Published September 8, 2016
You cannot read the news about what’s happening in Syria right now without also reading about the Kurds. For many in the west, the Kurds don’t often pop up on the radar—you might have last heard about them when former Iraqi leader Saddam Hussein launched chemical weapons attacks against them in the 80s. Today, Kurdish fighters—in particular, the People’s Protection Units (YPG) and the Women’s Protection Units (YPJ)—have made significant incursions against Daesh, also known as the Islamic State, in Syria. At the same time, their efforts have been hampered by Turkey. Turkish President Recep Tayyip Erdoğan has been a very vocal opponent of the Kurds, and his military incursions and human rights abuses against Kurds in both Turkey and Syria are well documented.
Which brings us to Iceland. Like Turkey, Iceland is a member of NATO. Last month, Iceland’s Foreign Affairs Committee, called together by Left-Green MP Steinunn Þóra Árnadóttir, came together to discuss Turkey’s human rights abuses against academics, journalists, and the Kurds.
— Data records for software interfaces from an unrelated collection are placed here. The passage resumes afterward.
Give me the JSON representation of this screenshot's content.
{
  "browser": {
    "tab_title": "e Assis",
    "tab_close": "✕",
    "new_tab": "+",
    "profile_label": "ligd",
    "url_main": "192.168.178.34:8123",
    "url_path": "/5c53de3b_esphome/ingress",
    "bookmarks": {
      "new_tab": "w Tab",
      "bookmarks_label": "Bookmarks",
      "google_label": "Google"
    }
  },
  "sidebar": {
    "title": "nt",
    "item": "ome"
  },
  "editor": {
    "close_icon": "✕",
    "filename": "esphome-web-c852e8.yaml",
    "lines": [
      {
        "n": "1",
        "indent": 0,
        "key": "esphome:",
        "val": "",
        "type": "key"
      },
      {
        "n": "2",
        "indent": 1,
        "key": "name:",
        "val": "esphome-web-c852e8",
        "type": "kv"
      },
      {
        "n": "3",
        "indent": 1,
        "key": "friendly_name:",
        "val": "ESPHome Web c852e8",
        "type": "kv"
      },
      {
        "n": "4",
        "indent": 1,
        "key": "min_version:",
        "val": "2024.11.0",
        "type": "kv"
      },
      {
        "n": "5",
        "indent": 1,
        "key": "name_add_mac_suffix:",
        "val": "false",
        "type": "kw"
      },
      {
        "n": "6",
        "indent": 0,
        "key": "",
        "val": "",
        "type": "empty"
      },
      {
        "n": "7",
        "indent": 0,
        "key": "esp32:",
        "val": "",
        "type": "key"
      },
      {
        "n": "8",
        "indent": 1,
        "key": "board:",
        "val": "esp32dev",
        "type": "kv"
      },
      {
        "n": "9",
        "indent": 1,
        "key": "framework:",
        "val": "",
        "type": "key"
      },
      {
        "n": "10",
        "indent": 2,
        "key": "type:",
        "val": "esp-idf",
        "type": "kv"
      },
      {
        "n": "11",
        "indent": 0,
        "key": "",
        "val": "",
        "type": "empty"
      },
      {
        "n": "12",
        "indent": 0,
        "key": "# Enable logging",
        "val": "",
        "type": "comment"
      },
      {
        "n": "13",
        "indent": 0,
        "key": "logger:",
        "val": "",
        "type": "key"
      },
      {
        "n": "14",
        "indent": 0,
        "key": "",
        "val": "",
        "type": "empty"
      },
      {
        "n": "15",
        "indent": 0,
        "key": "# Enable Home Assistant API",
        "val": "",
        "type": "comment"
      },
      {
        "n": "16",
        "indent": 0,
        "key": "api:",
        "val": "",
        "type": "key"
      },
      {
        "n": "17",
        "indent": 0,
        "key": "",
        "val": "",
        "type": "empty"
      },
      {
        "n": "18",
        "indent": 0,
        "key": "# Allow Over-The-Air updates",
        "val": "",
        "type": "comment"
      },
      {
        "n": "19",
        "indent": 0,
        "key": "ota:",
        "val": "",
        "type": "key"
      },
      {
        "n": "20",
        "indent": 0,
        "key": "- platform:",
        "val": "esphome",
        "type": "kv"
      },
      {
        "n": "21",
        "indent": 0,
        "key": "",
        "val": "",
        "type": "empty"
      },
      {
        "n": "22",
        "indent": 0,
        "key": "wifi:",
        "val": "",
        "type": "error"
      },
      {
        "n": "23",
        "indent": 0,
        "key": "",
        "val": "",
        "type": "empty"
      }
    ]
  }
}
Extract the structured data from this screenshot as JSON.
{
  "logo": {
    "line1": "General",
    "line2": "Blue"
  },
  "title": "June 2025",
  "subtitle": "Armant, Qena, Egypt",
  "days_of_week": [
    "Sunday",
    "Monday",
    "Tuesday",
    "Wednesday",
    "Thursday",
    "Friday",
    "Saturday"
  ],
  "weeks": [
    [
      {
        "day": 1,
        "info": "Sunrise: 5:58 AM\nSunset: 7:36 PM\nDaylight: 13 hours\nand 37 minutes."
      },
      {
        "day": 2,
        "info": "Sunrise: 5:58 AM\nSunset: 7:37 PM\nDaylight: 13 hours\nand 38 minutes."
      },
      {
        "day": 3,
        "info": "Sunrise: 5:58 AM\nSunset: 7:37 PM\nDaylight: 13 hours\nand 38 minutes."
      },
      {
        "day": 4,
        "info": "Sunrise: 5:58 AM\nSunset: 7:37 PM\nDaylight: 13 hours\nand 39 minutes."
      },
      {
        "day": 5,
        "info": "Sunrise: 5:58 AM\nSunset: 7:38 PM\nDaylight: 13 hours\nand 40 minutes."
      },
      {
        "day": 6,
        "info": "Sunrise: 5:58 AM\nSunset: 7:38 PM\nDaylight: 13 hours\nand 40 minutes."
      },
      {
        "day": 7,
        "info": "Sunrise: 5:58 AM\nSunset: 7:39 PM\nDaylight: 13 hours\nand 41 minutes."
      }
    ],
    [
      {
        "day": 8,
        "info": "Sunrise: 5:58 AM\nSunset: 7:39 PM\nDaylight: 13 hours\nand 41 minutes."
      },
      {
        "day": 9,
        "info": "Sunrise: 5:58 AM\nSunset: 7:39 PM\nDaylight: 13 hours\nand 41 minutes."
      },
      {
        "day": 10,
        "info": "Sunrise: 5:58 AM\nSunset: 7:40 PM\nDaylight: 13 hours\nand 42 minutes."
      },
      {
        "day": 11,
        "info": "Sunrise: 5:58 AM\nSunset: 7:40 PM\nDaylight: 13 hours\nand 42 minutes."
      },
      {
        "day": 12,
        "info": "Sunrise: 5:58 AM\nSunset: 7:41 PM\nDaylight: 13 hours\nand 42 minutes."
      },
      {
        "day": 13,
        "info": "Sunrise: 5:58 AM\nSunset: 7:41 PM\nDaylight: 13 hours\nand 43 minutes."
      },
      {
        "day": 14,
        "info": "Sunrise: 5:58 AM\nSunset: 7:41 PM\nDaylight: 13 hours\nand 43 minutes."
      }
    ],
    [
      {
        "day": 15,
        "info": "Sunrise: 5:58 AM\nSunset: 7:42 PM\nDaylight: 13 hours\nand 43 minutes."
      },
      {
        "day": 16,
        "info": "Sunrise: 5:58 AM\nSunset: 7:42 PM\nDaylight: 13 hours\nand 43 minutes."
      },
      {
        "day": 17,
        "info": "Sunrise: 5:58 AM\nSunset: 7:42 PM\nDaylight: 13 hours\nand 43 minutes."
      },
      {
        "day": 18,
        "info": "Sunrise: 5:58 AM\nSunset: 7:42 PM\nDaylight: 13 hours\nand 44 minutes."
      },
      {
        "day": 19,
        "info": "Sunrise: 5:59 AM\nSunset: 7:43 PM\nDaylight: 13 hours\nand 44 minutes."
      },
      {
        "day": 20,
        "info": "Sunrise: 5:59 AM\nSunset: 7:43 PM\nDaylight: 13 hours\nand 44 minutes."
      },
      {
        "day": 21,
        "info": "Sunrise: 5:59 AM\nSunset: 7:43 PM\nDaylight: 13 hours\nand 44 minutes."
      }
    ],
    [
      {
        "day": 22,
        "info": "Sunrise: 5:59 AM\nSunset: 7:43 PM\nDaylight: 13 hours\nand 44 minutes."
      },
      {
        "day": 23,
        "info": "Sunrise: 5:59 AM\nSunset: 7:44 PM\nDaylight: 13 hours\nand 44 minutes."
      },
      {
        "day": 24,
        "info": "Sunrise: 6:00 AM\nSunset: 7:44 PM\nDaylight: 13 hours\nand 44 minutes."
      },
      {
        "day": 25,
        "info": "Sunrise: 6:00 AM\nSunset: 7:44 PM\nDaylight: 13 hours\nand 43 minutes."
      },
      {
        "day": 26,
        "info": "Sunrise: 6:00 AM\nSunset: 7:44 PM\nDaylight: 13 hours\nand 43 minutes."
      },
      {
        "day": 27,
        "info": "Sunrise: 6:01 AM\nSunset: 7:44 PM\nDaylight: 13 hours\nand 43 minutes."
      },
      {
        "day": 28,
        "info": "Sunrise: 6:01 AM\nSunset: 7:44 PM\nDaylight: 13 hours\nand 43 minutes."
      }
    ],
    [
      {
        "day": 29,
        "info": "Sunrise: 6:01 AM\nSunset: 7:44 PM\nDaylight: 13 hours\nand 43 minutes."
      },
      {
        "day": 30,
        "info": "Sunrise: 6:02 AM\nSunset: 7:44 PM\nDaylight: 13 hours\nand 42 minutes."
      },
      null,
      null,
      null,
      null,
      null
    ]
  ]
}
Minister of Foreign Affairs Lilja D. Alfreðsdóttir was reportedly in attendance, saying that she finds these developments “troubling,” adding that “from here forward, we will place stronger emphasis on human rights violations committed against Kurds and other minorities in Turkey.” She would later make similar sentiments in parliament.
But what does this mean in any practical sense? In the course of our investigations, we found that it doesn’t mean much. Most members of Parliament have shown zero interest in the subject, despite Kurds in Iceland urging them to take action, and the Icelandic government has been all but silent when it comes to their partners in NATO.
All about politics
Salah Karim is a Kurd who has been living in Iceland for twenty years. Last week, he hosted a symposium on Kurdistan at Fundur Fólksins (A Meeting of the People), an open seminar hosted by the University of Iceland where the general public can listen to and exchange ideas with each other, and with Icelandic political leaders.
Salah held a lengthy discussion about the recent history of the Kurds, one of the largest stateless ethnic groups on the planet. As their homeland overlaps Iran, Iraq, Syria and Turkey—nations which have been decidedly hostile towards the Kurds—they have often sought help from the rest of the world in their struggle. Salah is no exception. He told us that he sent a letter to all 63 members of Iceland’s Parliament on the matter, urging them to do something. A grand total of four have responded. That was two years ago.
Two Left-Green MPs and one Social Democrat MP responded to Salah’s letter. One of them, Salah told us, responded positively but apologetically, telling him, “I understand this is serious, but unfortunately the Foreign Minister is in the Progressive Party.” As with many countries in the world, Iceland’s Parliament is divided between opposition parties and ruling parties; proposals from the former are almost never considered by the latter.
But even Salah’s appeals to ruling coalition members fell on deaf ears. He told us that one of the people who got back to him was Jóhannes Þór Skúlason, assistant to former Prime Minister and Progressive Party chairperson Sigmundur Davíð Gunnlaugsson. Jóhannes, Salah told us, told him that he would be contacted soon on the matter. He has yet to receive any word.
The elephant in the room
One MP who did respond swiftly was Steinunn; Salah told us she got back to him within “a couple weeks” of the letter being sent. As she led the initiative in the Foreign Affairs Committee on the matter, we asked her how exactly Iceland will be showing support for the Kurds.
“Unfortunately, there has been no formal step taken on behalf of the Icelandic government,” she told us. “The Foreign Minister has let a public statement to the Turks calling upon them to respect human rights suffice.” She added that she and other opposition members have put forward a proposal encouraging the Icelandic government to demand that Turkey respect democracy, freedom of the press, and the rights of minorities, including the Kurds.
“One of the things I discovered in my work as an MP is that not many politicians have a great interest in foreign affairs, especially foreign affairs that don’t directly pertain to Iceland,” Steinunn said. “I suppose the situation is the same in other countries.”
Because NATO, That’s Why
There’s more to the lack of interest in the Kurdish situation than just plain apathy, though. Steinunn believes Iceland, like other countries, has been reluctant at best to condemn Turkey for one simple reason.
“The elephant in the room is NATO; in particular, Iceland and Turkey’s membership in NATO,” she said. “NATO has expressed full support for Turkey in their campaign against the Kurds. The reason for this is that the West sees Turkey as an important military ally, and are willing to sacrifice the Kurds. The silence of the international community makes it easier for the Turkish government to persecute the Kurds.”
Iceland has, however, stood up to major powers before, especially in defense of smaller, often oppressed, peoples. For example, they recognised Palestine as a state in 2011, a step that the majority of Western nations haven’t even taken. When Iceland will apply this policy to the Kurds, unfortunately, still remains unknown.